I can officially attest; "Hamilton" truly does live up to the hype.
Upon its release in 2015, the Broadway musical’s fame soared, garnering 11 Tony awards alone.
I missed the initial "Hamilton" fanfare, but during the fall of 2017 I moved with three musical theater buffs, thus sparking my love for the period piece. Its quick wit, double meanings and insights are impressively written.
And now, three years after the announcement that "Hamilton" would tour in Oklahoma City and Tulsa, I refused to throw away my shot at finally seeing the show come to life on stage.
I’ll refrain from delving into every stunningly crafted aspect of "Hamilton," but here are my biggest takeaways from watching "Hamilton" live at the Tulsa Performing Arts Center.
First, seeing our founding fathers portrayed by minorities struck me to my core.
"Hamilton" is about the life of Alexander Hamilton and thus features prominent historical figures such as George Washington, Thomas Jefferson and John Adams; all of whom are white. However, Lin Manuel Miranda, the author and original lead actor on Broadway, refused to whitewash the show, despite concerns of historical accuracy.

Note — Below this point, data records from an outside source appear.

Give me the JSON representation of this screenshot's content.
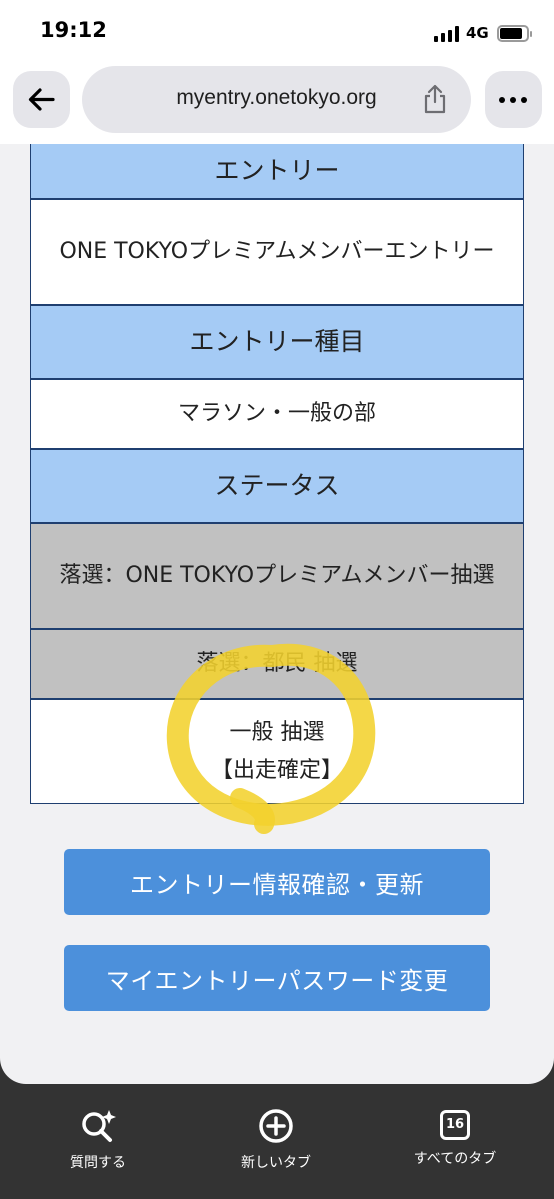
{
  "status_bar": {
    "time": "19:12",
    "network": "4G"
  },
  "browser": {
    "url": "myentry.onetokyo.org",
    "icons": [
      "back-arrow-icon",
      "share-icon",
      "more-icon"
    ]
  },
  "entry_table": {
    "entry_header": "エントリー",
    "entry_value": "ONE TOKYOプレミアムメンバーエントリー",
    "category_header": "エントリー種目",
    "category_value": "マラソン・一般の部",
    "status_header": "ステータス",
    "statuses": [
      {
        "text": "落選：ONE TOKYOプレミアムメンバー抽選"
      },
      {
        "text": "落選：都民 抽選"
      },
      {
        "line1": "一般 抽選",
        "line2": "【出走確定】"
      }
    ]
  },
  "annotation": {
    "highlight_color": "#f2d22e"
  },
  "buttons": {
    "entry_info": "エントリー情報確認・更新",
    "password_change": "マイエントリーパスワード変更"
  },
  "bottom_toolbar": {
    "ask_label": "質問する",
    "new_tab_label": "新しいタブ",
    "all_tabs_label": "すべてのタブ",
    "tab_count": "16"
  },
  "colors": {
    "header_blue": "#a5cbf5",
    "border_navy": "#1f3f70",
    "button_blue": "#4c90db",
    "lost_grey": "#c1c1c1"
  }
}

There is something absolutely poetic about not limiting the actors to the same ethnicities of the original historical figures. Seeing Thomas Jefferson, a historically staunch slave owner, portrayed by a black man felt like a milestone.
America is a country envisioned by immigrants and built on the backs of slaves. Seeing our founding fathers portrayed by minorities in such a grand and successful fashion impacted me more than I expected. In that moment, it felt like America truly belonged to all of its people, not solely the historically elite.
The next big thing that hit me was the embodiment of the line, “History has its eyes on you." If you’ve listened to "Hamilton" songs, you know that phrase is a repeated theme throughout the entire musical. I’d heard them sing it in the soundtrack countless times, and the motive behind it made sense to me; the decisions these characters were making held weight people would feel for generations to come.
What I didn’t expect was the physical manifestation of that line on stage. During key moments, such as when George Washington and Alexander Hamilton made a private and consequential decision, the extras would stare from the shadows, lining the balconies and watching intently. They never said anything; they weren’t part of the scene. They simply watched motionlessly as major moments unfurled. It gave significant power and weight to “history has its eyes on you." To me, those extras represented history, and even the audience in that moment, watching centuries later.
Next, I loved the extent to which the actors implemented rap and hip-hop culture in the performance. "Hamilton" is not a classical Broadway show because nearly all of the songs are raps. According to the Tulsa Performing Arts Center, if Hamilton’s tempo matched that of most musicals, its running time would be nearly six hours. Rapping allows for extremely quick wit and in-depth coverage of the plot line. I knew this going in, but seeing the characters clap-back at each other, engage in rap battles and use currently popular dance moves gave the historical piece a modern vibe.
Finally, the choreography, lighting, turntable and blocking were superb. The set itself is stationary and doesn’t change much throughout the show, but in the center of the stage is a sunken, rotating platform known as a turntable. During songs such as “Satisfied," the spinning turntable in conjunction with the beautiful lighting and choreography truly took my breath away.
I’ll be honest, I started crying halfway through the first act and had worked myself into an ugly cry by the end. The way they tackle the duel scene between Hamilton and Burr … I can’t bring myself to spoil it for you. You’ll just need to experience it yourself.
"Hamilton" is an absolute work of art visually, emotionally and intellectually; and if you haven’t jumped on the bandwagon, you’re missing out.